Radebe said that a task team comprising of officials from National Treasury and the Energy Department had been established to examine possible options to cushion consumers from another fuel price increase.

“We started a consultation process with the petroleum industry with specific reference of asking their expert advice what the impact would be if we were to set a maximum price for 93 unleaded. So we’ve given the industry until 18th of October to respond to us after which we will take an appropriate decision,” said Radebe.

Chief Economist at Econometrix Dr Azar Jammine says a cap on the petrol price may be feasible, however government is likely to fund the subsidy through other forms of tax.

“You can certainly cap the petrol price if you then raise taxes from other sources such as VAT or increased personal income taxes etc.  At the end of the day, I don’t think it makes any difference, people are going to have to pay for it one way or another.”

Chief Economist at Nedbank, Dennis Dykes says capping the prices of petrol will be unsustainable for government due to volatility in the currency and the oil prices. “I think it will be a very slippery path to start suggesting an overall fuel price subsidy because we don’t know what’s going to happen to the oil price. The oil price could double, over time it could go substantially higher and the rand could significantly weaken and if you’re now talking about a ceiling then you gonna have to pour some money into this subsidy.”

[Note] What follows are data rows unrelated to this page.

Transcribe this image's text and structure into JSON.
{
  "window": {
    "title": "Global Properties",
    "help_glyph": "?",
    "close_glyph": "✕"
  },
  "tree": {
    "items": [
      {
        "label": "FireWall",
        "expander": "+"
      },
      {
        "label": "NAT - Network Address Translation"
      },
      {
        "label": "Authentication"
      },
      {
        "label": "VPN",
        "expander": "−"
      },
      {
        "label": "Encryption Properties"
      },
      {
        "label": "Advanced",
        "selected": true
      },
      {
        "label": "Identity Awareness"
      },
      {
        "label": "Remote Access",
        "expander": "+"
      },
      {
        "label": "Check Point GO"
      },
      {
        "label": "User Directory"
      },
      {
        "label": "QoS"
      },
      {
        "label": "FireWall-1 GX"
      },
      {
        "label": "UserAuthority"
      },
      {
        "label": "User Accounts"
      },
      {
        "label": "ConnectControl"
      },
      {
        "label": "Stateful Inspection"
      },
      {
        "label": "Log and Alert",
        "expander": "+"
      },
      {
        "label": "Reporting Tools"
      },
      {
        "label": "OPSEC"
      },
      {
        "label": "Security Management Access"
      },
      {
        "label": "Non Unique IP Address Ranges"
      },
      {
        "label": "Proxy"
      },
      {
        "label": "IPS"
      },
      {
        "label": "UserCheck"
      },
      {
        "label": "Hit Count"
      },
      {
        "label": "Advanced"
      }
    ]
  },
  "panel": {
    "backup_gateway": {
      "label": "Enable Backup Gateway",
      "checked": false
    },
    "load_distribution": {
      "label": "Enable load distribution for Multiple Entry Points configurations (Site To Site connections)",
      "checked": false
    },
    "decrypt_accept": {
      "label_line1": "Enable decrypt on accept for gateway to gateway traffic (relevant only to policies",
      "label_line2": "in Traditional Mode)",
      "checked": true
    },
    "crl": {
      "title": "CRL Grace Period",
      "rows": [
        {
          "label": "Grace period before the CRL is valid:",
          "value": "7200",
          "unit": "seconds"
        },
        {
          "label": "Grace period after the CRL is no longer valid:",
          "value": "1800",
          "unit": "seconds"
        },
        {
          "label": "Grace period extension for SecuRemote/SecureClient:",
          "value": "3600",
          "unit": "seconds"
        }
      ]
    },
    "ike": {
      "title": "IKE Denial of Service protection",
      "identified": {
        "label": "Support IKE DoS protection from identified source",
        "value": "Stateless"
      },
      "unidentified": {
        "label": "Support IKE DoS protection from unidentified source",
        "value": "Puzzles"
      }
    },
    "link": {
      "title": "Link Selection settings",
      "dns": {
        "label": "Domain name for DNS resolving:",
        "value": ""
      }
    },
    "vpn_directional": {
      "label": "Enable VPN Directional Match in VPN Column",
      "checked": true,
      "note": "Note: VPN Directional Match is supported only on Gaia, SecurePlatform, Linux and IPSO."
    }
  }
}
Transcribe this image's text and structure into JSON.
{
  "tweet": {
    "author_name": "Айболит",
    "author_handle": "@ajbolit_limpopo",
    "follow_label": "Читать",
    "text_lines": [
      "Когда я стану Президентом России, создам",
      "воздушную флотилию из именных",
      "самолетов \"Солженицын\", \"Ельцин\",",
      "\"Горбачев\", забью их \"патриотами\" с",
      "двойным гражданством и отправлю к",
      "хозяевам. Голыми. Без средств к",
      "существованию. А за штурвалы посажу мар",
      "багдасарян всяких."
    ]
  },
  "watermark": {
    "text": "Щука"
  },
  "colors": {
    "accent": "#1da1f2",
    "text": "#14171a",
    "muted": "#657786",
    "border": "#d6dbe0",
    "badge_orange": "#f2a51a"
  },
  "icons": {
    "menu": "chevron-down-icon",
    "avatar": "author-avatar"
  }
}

The increase in the fuel price has largely been due to the rise in the price of Brent crude oil and the weaknesses in the rand-dollar exchange rate.